### EXERCISE INSTRUCTIONS
An exact copy of every entry is needed, without the pictures.

### INPUT MATERIAL
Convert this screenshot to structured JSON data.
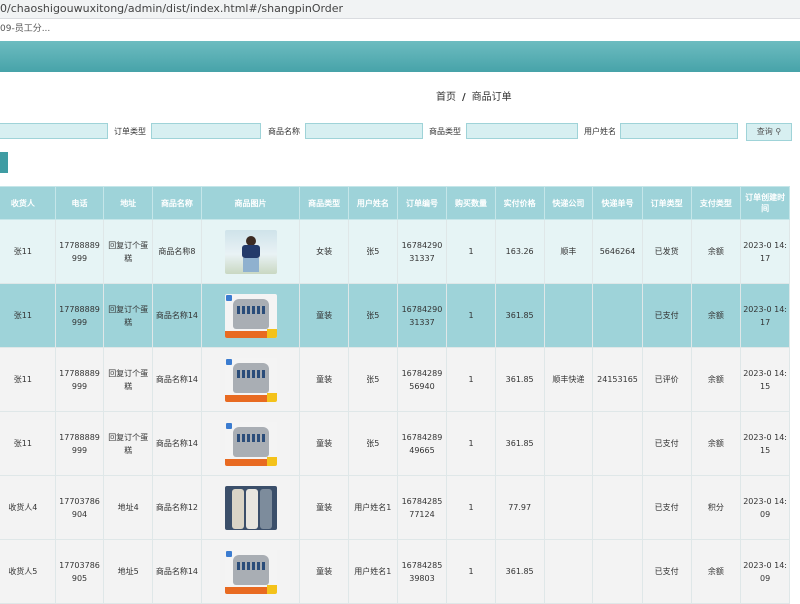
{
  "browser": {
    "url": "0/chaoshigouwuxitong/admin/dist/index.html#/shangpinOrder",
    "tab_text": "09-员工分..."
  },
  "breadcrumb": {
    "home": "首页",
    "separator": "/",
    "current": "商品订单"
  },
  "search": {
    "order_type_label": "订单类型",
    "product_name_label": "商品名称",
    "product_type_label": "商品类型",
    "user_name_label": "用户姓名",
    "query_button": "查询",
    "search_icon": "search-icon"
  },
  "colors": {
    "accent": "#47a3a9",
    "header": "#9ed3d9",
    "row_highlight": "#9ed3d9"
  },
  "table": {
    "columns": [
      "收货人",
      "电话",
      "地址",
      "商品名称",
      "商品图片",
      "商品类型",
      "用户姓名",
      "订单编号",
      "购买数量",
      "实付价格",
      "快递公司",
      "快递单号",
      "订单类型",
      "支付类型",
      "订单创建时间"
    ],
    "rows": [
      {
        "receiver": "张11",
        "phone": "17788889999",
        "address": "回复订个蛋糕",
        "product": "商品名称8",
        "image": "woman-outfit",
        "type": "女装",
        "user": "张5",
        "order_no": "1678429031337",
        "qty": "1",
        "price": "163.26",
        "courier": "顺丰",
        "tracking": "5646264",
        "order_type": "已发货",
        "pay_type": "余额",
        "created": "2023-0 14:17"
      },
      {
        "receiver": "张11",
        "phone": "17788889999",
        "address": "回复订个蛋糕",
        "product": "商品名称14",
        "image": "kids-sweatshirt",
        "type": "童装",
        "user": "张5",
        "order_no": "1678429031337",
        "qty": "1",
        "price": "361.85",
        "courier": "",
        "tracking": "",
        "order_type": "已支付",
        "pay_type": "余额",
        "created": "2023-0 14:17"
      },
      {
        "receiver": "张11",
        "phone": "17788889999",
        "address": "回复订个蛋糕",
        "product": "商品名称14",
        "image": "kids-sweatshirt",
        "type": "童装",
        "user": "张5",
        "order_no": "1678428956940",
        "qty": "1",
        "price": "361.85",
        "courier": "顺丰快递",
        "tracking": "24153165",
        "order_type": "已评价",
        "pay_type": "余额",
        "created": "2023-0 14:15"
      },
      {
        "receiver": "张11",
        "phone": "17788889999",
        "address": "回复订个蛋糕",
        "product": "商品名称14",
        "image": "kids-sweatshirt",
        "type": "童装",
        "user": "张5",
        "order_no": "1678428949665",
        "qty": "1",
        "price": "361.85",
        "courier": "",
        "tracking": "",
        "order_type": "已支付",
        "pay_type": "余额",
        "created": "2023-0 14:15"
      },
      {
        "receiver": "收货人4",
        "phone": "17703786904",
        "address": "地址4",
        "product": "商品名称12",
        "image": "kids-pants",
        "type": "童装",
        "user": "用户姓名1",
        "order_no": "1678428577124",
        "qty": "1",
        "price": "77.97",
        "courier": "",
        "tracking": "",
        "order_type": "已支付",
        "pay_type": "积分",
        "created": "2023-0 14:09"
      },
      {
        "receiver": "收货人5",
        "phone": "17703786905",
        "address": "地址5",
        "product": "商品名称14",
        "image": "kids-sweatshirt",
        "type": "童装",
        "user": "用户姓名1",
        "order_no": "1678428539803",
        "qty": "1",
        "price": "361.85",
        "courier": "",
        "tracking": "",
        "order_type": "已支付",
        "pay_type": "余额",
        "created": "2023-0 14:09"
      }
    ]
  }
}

### WRITTEN REPLY
Convert this screenshot to structured JSON data.
{
  "browser": {
    "url": "0/chaoshigouwuxitong/admin/dist/index.html#/shangpinOrder",
    "tab_text": "09-员工分..."
  },
  "breadcrumb": {
    "home": "首页",
    "separator": "/",
    "current": "商品订单"
  },
  "search": {
    "order_type_label": "订单类型",
    "product_name_label": "商品名称",
    "product_type_label": "商品类型",
    "user_name_label": "用户姓名",
    "query_button": "查询",
    "search_icon": "search-icon"
  },
  "colors": {
    "accent": "#47a3a9",
    "header": "#9ed3d9",
    "row_highlight": "#9ed3d9"
  },
  "table": {
    "columns": [
      "收货人",
      "电话",
      "地址",
      "商品名称",
      "商品图片",
      "商品类型",
      "用户姓名",
      "订单编号",
      "购买数量",
      "实付价格",
      "快递公司",
      "快递单号",
      "订单类型",
      "支付类型",
      "订单创建时间"
    ],
    "rows": [
      {
        "receiver": "张11",
        "phone": "17788889999",
        "address": "回复订个蛋糕",
        "product": "商品名称8",
        "image": "woman-outfit",
        "type": "女装",
        "user": "张5",
        "order_no": "1678429031337",
        "qty": "1",
        "price": "163.26",
        "courier": "顺丰",
        "tracking": "5646264",
        "order_type": "已发货",
        "pay_type": "余额",
        "created": "2023-0 14:17"
      },
      {
        "receiver": "张11",
        "phone": "17788889999",
        "address": "回复订个蛋糕",
        "product": "商品名称14",
        "image": "kids-sweatshirt",
        "type": "童装",
        "user": "张5",
        "order_no": "1678429031337",
        "qty": "1",
        "price": "361.85",
        "courier": "",
        "tracking": "",
        "order_type": "已支付",
        "pay_type": "余额",
        "created": "2023-0 14:17"
      },
      {
        "receiver": "张11",
        "phone": "17788889999",
        "address": "回复订个蛋糕",
        "product": "商品名称14",
        "image": "kids-sweatshirt",
        "type": "童装",
        "user": "张5",
        "order_no": "1678428956940",
        "qty": "1",
        "price": "361.85",
        "courier": "顺丰快递",
        "tracking": "24153165",
        "order_type": "已评价",
        "pay_type": "余额",
        "created": "2023-0 14:15"
      },
      {
        "receiver": "张11",
        "phone": "17788889999",
        "address": "回复订个蛋糕",
        "product": "商品名称14",
        "image": "kids-sweatshirt",
        "type": "童装",
        "user": "张5",
        "order_no": "1678428949665",
        "qty": "1",
        "price": "361.85",
        "courier": "",
        "tracking": "",
        "order_type": "已支付",
        "pay_type": "余额",
        "created": "2023-0 14:15"
      },
      {
        "receiver": "收货人4",
        "phone": "17703786904",
        "address": "地址4",
        "product": "商品名称12",
        "image": "kids-pants",
        "type": "童装",
        "user": "用户姓名1",
        "order_no": "1678428577124",
        "qty": "1",
        "price": "77.97",
        "courier": "",
        "tracking": "",
        "order_type": "已支付",
        "pay_type": "积分",
        "created": "2023-0 14:09"
      },
      {
        "receiver": "收货人5",
        "phone": "17703786905",
        "address": "地址5",
        "product": "商品名称14",
        "image": "kids-sweatshirt",
        "type": "童装",
        "user": "用户姓名1",
        "order_no": "1678428539803",
        "qty": "1",
        "price": "361.85",
        "courier": "",
        "tracking": "",
        "order_type": "已支付",
        "pay_type": "余额",
        "created": "2023-0 14:09"
      }
    ]
  }
}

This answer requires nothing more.